• Assignment
Please show every line in the entries below that includes the word "Готово".

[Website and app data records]
↓↓↓

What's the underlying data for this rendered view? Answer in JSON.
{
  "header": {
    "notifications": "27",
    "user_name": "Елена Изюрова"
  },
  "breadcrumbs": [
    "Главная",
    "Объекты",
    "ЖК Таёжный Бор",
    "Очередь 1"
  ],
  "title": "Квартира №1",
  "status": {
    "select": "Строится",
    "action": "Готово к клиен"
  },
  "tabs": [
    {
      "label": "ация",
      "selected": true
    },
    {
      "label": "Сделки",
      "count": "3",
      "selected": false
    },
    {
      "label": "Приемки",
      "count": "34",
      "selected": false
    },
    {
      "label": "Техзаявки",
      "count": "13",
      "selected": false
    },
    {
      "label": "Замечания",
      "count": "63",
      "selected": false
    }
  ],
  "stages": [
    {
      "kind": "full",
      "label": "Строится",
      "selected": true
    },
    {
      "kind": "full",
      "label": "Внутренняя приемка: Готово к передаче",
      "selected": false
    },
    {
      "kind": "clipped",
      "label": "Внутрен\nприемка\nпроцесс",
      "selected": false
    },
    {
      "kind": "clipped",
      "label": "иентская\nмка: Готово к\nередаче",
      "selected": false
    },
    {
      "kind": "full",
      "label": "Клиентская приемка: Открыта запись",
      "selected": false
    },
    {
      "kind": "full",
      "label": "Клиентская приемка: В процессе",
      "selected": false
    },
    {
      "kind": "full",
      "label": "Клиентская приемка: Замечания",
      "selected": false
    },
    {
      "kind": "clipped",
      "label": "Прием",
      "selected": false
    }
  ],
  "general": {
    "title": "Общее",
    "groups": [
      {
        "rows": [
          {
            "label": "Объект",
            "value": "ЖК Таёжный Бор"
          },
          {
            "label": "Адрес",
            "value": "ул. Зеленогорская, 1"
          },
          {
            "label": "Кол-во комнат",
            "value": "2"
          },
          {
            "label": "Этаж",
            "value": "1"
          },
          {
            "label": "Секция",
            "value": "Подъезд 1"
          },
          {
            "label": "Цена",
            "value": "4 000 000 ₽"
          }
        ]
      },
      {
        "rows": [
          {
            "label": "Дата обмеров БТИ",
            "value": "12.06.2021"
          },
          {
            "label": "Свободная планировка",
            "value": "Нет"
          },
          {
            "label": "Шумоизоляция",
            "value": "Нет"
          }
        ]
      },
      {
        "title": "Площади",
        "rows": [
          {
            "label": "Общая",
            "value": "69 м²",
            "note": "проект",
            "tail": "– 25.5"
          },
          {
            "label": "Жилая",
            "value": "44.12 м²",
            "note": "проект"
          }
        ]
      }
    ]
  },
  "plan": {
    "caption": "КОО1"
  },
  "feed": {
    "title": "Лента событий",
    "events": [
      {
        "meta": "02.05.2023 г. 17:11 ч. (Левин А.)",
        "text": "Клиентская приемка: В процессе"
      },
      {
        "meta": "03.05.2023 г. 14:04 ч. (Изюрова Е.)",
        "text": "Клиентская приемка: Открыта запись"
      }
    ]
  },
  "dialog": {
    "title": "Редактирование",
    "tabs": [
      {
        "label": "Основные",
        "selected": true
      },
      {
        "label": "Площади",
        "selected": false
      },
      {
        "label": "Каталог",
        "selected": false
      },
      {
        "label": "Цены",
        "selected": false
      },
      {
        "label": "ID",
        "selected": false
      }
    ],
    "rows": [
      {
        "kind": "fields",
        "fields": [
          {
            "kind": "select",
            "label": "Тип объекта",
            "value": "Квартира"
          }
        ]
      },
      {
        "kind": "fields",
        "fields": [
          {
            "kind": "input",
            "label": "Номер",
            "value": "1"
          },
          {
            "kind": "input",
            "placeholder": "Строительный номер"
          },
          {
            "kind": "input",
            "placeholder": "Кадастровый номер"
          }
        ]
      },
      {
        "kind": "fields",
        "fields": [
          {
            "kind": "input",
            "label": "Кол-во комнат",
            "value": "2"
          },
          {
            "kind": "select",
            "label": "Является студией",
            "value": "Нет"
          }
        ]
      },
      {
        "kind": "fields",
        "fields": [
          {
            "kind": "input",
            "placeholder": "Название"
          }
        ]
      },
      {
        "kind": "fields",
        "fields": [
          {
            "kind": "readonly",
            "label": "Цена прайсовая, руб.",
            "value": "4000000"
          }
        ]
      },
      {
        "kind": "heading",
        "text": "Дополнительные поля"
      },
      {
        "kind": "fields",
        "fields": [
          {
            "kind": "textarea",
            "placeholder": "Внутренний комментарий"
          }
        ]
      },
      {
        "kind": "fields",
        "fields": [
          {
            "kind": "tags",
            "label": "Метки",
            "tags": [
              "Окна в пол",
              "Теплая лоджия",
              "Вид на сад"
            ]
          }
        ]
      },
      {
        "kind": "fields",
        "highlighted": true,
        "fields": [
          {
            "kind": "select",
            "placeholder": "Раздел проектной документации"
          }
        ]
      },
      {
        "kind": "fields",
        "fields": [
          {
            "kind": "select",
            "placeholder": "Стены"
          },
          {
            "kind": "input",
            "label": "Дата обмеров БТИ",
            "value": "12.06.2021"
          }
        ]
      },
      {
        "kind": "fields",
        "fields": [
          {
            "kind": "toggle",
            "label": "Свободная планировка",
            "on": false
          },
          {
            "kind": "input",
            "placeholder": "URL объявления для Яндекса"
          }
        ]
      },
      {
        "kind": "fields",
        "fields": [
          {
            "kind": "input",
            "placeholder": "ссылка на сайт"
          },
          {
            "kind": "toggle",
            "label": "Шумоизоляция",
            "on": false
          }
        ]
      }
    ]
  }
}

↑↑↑

• Task output
    "action": "Готово к клиен"
      "label": "Внутренняя приемка: Готово к передаче",
      "label": "иентская\nмка: Готово к\nередаче",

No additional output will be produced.